Rheumatoid Arthritis (HLA-DRB1 Typing) [M05, M06]
Dr. med. Kaimo Hirv
With a prevalence of approximately 1%, rheumatoid arthritis (RA) is the most frequently occurring autoimmune disease among the Western European population. Until today, the cause of the disease has only been partially understood. There is no doubt that genetic factors play an important role. Especially certain HLA-DRB1*04 alleles (DR4), but also other HLA alleles such as HLA-DRB1*01:01, *01:02, *10:01 and *14:02 have been associated with RA. These HLA alleles encode an amino acid motif, also referred to as “shared epitope (SE) or “rheumatoid epitope”. Approximately 80-90% of all Caucasian RA patients carry such an HLA-DRB1 marker with “shared epitope”. Detection of these alleles are associated with a four times higher risk of developing RA and at an early stage can be helpful for establishing a diagnosis. Moreover, SE alleles are prognostic markers for the course and the severity of the disease. Patients who carry two of the RA-associated SE alleles tend to suffer from a more severe course and a faster progression than patients with only one or no SE allele at all. In addition, the presence of SE alleles may have an impact on the success of different treatments.

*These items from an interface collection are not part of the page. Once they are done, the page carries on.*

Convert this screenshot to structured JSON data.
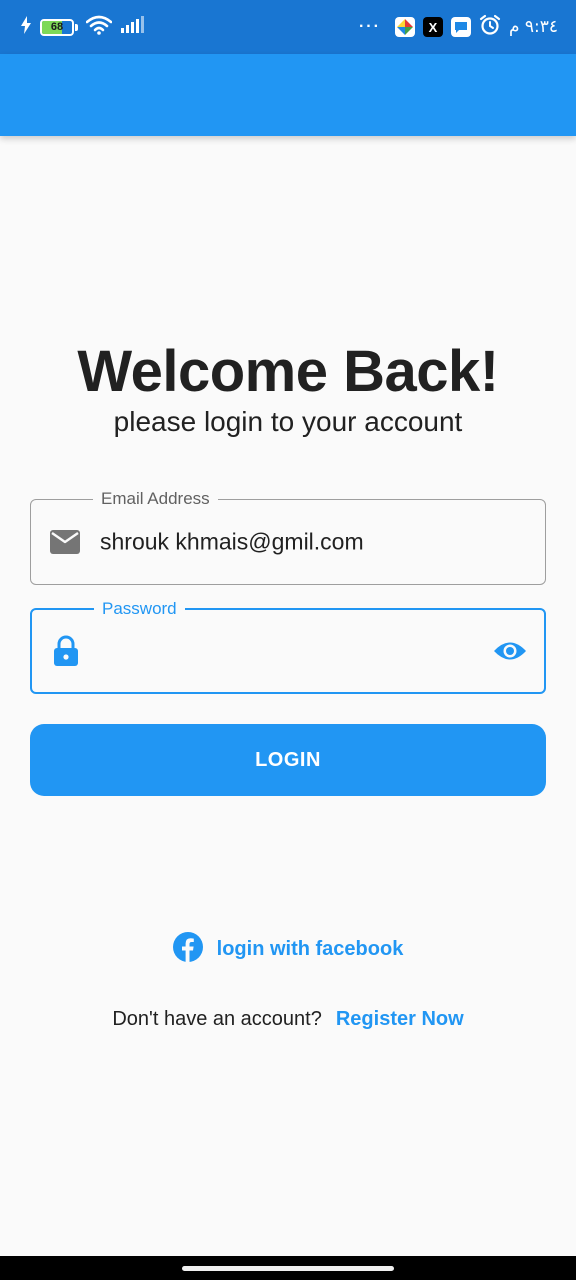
{
  "status_bar": {
    "battery_level": "68",
    "time": "٩:٣٤ م",
    "overflow": "···",
    "x_app_label": "X"
  },
  "login": {
    "title": "Welcome Back!",
    "subtitle": "please login to your account",
    "email": {
      "label": "Email Address",
      "value": "shrouk khmais@gmil.com",
      "icon": "mail-icon"
    },
    "password": {
      "label": "Password",
      "value": "",
      "icon": "lock-icon",
      "toggle_icon": "eye-icon"
    },
    "login_button": "LOGIN",
    "facebook_link": "login with facebook",
    "register_question": "Don't have an account?",
    "register_link": "Register Now"
  },
  "colors": {
    "primary": "#2196f3",
    "status_bar": "#1976d2",
    "background": "#fafafa"
  }
}
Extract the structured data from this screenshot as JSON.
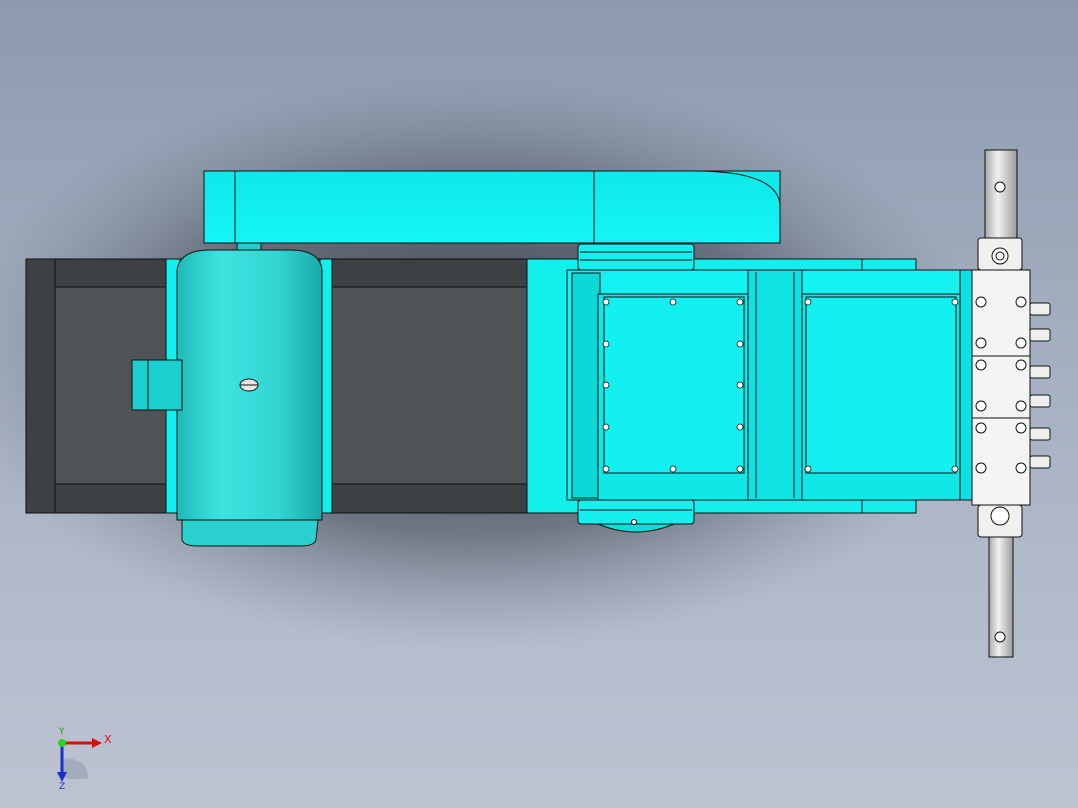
{
  "view": {
    "title": "",
    "background_top": "#8d9aae",
    "background_bottom": "#bcc4d2"
  },
  "model": {
    "description_icon": "cad-assembly-top-view",
    "colors": {
      "body": "#12f2f0",
      "body_shade": "#0ad6d8",
      "motor": "#33d6d4",
      "frame": "#3e4144",
      "frame_inner": "#4d5154",
      "valve_block": "#f4f4f4",
      "pipe": "#d9d9d9",
      "edge": "#101010"
    }
  },
  "triad": {
    "x_label": "X",
    "y_label": "Y",
    "z_label": "Z",
    "x_color": "#d81010",
    "y_color": "#169a16",
    "z_color": "#1a2fd0"
  }
}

Other prognostic makers for RA are interleukin 4 (IL4) and the IL4 receptor (IL4R). Certain genetic variants in the IL4R gene occur more frequently in patients with a progressive bone destruction than in patients with a mild course of the disease. The allele variant IL4R-I50V has been associated with erosions occurring already within 2 years after onset of the disease.